By Dr Mercola

The results were published in two articles: “Association of Urinary Sodium and Potassium Excretion with Blood Pressure”12 and “Urinary Sodium and Potassium Excretion, Mortality, and Cardiovascular Events.”13

I’ve discussed the importance of getting these two nutrients—sodium and potassium—in the appropriate ratios before, and I’ll review it again in just a moment.

In this study, those with the lowest risk for heart problems or death from any cause were consuming three to six grams of sodium a day—far more than US daily recommended limits.

Not only did more than six grams of sodium a day raise the risk for heart disease, so did levels lower than three grams per day.

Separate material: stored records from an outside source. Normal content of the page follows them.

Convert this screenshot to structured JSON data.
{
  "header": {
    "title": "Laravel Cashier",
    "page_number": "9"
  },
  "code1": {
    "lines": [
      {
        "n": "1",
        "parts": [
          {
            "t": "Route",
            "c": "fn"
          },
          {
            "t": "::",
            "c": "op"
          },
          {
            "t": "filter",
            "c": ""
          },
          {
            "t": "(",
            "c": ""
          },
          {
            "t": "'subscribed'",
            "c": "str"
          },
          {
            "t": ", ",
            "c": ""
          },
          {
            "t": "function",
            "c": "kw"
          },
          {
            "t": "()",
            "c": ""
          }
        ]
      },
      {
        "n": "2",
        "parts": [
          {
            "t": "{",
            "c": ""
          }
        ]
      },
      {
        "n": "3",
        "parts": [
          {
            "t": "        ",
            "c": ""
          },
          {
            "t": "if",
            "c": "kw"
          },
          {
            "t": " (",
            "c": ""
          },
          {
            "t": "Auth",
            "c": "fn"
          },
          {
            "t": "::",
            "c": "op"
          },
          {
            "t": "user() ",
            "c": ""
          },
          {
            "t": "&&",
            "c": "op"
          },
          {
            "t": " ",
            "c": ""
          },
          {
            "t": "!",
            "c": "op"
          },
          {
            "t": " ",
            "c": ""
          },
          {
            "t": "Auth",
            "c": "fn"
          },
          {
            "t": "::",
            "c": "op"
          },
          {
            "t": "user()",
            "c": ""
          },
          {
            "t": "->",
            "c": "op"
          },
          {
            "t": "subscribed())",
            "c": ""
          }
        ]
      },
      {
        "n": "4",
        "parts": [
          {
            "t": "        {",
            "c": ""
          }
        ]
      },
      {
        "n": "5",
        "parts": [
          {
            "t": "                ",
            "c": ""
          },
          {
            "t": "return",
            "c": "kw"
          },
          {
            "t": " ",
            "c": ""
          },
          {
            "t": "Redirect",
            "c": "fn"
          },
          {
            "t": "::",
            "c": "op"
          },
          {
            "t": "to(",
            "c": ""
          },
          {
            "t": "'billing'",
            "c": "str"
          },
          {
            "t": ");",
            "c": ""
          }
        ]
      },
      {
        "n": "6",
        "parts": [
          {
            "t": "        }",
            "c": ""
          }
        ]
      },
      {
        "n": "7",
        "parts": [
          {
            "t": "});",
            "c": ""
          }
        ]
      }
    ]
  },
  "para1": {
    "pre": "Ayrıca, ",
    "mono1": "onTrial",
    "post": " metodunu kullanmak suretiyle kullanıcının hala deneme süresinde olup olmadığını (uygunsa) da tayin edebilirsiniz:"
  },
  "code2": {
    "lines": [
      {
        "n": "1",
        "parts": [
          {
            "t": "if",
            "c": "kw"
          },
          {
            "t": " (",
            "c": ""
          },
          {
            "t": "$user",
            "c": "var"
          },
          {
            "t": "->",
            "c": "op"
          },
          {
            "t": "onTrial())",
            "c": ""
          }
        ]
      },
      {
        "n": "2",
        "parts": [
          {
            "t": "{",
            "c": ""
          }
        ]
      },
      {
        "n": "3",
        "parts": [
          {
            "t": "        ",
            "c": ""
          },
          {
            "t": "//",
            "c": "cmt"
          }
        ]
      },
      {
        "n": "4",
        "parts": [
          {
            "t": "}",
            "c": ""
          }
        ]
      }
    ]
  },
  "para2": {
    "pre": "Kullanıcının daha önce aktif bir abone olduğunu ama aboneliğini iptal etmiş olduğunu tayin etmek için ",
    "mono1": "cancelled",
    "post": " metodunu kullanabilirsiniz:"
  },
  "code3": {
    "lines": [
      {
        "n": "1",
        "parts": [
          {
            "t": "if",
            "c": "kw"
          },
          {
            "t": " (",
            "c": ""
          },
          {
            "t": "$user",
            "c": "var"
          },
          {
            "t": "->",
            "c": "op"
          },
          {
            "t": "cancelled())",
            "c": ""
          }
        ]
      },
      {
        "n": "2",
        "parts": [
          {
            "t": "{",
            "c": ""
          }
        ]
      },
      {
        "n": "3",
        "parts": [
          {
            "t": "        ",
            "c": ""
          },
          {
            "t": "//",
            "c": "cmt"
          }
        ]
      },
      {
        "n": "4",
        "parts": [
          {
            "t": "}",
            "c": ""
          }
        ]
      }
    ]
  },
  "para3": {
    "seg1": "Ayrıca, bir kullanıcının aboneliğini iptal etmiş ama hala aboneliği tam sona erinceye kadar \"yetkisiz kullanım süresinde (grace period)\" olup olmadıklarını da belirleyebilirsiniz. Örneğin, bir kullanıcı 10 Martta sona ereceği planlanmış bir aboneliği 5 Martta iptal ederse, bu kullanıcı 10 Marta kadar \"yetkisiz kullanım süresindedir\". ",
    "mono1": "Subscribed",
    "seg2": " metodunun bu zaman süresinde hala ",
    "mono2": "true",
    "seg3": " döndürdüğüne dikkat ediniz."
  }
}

In short, while there is a relationship between sodium and blood pressure, it’s not a linear relationship.14As noted by the Associated Press:15

“‘These are now the best data available,’ Dr. Brian Strom said of the new study. Strom, the chancellor of Rutgers Biomedical and Health Sciences, led an Institute of Medicine panel last year that found little evidence to support very low sodium levels.

“‘Too-high sodium is bad. Too low also may be bad, and sodium isn’t the whole story,’ Strom said. ‘People should go for moderation.’

The authors propose an alternative approach; instead of recommending aggressive sodium reduction across the board, it might be wiser to recommend high-quality diets rich in potassium instead. This, they surmise, might achieve greater public health benefits, including blood-pressure reduction.

As noted by one of the researchers, Dr. Martin O’Donnell16 of McMaster University, “Potatoes, bananas, avocados, leafy greens, nuts, apricots, salmon, and mushrooms are high in potassium, and it’s easier for people to add things to their diet than to take away something like salt.”

So, how do you ensure you get these two important nutrients in more appropriate ratios?

  • First, ditch all processed foods, which are very high in processed salt and low in potassium and other essential nutrients
  • Eat a diet of whole, unprocessed foods, ideally organically and locally-grown to ensure optimal nutrient content. This type of diet will naturally provide much larger amounts of potassium in relation to sodium
  • When using added salt, use a natural salt. I believe Himalayan salt may be the most ideal, as it contains lower sodium and higher potassium levels compared to other salts

I do not recommend taking potassium supplements to correct a sodium-potassium imbalance. Instead, it is best to simply alter your diet and incorporate more potassium-rich whole foods. Green vegetable juicing is an excellent way to ensure you’re getting enough nutrients for optimal health, including about 300-400 mg of potassium per cup. By removing the fiber you can consume even larger volumes of important naturally occurring potassium. Some additional rich sources in potassium are:

  • Lima beans (955 mg/cup)
  • Winter squash (896 mg/cup)
  • Cooked spinach (839 mg/cup)
  • Avocado  (500 mg per medium)

Other potassium-rich fruits and vegetables include:

  • Fruits: papayas, prunes, cantaloupe, and bananas. (But be careful of bananas as they are high in sugar and have half the potassium that an equivalent of amount of green vegetables. It is an old wives’ tale that you are getting loads of potassium from bananas; the potassium is twice as high in green vegetables)
  • Vegetables: broccoli, Brussels sprouts, avocados, asparagus, and pumpkin
  • ————-

Connie’s comments: My 80-yr old mom has been experiencing hypotension. She is taking an anti-hypertensive med, been over fatigued, drinks wine at night and has not been eating potassium rich foods.



To study the association between postural hypotension and (i) electrolyte levels and (ii) neurohumoral factors in elderly hypertensive patients using diuretics.


Cross-sectional study of patients and controls.


The subjects were gathered from senior citizen clubs or they were referred to the study by general practitioners. The subjects were examined on a geriatric ward in Turku City Hospital.


Seven subjects with postural hypotension and 13 controls.


Plasma electrolyte levels and neurohumoral response to head-up tilt.


There were significantly more hypokalaemic subjects in the postural hypotension group (5/7) than in the control group (1/13) (P < 0.01). The plasma potassium level was negatively correlated to plasma aldosterone (r = -0.57; P < 0.01) and renin activity (r = -0.69; P < 0.001). Subjects with postural hypotension had higher levels of noradrenaline, both supine (P < 0.05) and during tilt (P < 0.05). There were no significant differences in supine or tilt levels of plasma adrenaline, vasopressin, atrial natriuretic peptide, aldosterone and renin activity between the groups.


The results suggest that potassium depletion is associated with postural hypotension in elderly hypertensive patients using diuretics. However, it is unclear whether there is a causative link between potassium depletion and postural hypotension or whether they are both caused by some other factor, e.g. volume contraction.